Renaissance Technologies, the hedge fund that two years ago we dubbed the "Puppetmaster Behind The US Presidential Election" due to its concurrent bets on both Hillary Clinton and Donald Trump to win the presidency (Jim Simons was a prominent Hillary Clinton backer while Robert Mercer has been a notorious supporter of Donald Trump), has warned that there is "significant" risk of a correction in prices and is preparing for "possible market turbulence."
In a letter to clients this month obtained by Bloomberg, Ed Hubner - RenTec's head of risk control - cautions that while accelerating global growth, corporate tax reform and a business-friendly administration in the U.S. have contributed to market gains, "it’s not clear these factors justify current valuations, especially in light of sovereign debt levels."
RenTec founder and chain smoker Jim Simons
Echoing a familiar warning discussed in recent weeks, in his letter Hubner notes that while the current S&P 500 PE ratio of 18.6 (compared with about 11 in 2011) may be justified if volatility remains low and 30-year bonds hold below 3%, "with higher rates and more volatility a distinct possibility, there is a significant risk that asset prices will correct."
In addition, the downward technical pressure on the Cboe Volatility Index, orVIX, due to the growth of strategies that bet against market volatility, and lower correlations within the S&P 500, shouldn’t be confused with unshakable economic calm, Hubner said.
Hubner also noted that "while the fear of missing out may not be a concern for equity investors, increasing euphoria mixed with a bit of complacency certainly is" and that "Historically low levels of volatility may well have given investors a false sense of security in the nearly two years since the last market correction."
RenTec's Institutional Equities Fund, known as RIEF, returned 15% last year, according to the letter, underperforming the S&P 500 Index which rose 19%.

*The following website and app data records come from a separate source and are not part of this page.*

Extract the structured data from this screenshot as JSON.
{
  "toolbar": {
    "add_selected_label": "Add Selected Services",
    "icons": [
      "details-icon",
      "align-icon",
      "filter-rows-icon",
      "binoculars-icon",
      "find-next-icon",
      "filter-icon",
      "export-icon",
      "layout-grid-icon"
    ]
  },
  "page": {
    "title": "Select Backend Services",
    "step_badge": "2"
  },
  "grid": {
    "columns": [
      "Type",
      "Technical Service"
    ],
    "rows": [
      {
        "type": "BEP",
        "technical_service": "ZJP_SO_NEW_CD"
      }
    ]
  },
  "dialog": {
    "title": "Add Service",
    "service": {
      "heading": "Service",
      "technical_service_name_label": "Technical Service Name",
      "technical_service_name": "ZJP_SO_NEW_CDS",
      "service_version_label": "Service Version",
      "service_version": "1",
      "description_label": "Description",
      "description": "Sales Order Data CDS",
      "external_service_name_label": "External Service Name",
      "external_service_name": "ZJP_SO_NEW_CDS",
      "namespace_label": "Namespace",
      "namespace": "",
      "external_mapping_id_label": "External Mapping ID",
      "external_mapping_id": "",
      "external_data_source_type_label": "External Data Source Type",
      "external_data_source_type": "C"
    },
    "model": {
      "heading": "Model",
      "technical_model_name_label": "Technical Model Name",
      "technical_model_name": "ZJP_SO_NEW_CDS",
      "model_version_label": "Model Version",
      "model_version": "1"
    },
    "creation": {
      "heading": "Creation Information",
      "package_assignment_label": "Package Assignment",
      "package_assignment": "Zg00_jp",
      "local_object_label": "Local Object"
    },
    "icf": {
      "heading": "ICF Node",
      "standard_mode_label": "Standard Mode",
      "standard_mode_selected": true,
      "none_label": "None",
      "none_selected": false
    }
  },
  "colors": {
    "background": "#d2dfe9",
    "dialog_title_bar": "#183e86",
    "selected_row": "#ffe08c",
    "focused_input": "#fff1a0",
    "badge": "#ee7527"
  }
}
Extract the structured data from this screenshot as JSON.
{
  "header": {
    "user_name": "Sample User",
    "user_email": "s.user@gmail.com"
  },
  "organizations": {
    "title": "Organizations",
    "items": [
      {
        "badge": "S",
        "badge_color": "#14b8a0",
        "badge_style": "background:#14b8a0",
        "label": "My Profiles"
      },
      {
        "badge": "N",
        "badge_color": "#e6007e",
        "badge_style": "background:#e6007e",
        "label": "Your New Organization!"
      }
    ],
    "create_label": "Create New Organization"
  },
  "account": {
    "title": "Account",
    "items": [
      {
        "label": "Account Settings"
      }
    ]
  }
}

While we haven't seen the memo, it does not appear to break any news ground, and appears aimed at relatively unsophisticated investors with a warning that "while equity prices have moved upward for many years, and technical and quantitative analysts say "trend is your friend," at some point trends reverse."
Well, yes... however, as Bank of America pointed out in December, every time the market has threatened to crash, the Fed always stepped in.
The question is will it do so this time. RenTec no longer appears so sure as it concludes that "while we cannot know when that will happen with the current markets, we are doing our best to prepare for what may be turbulence ahead."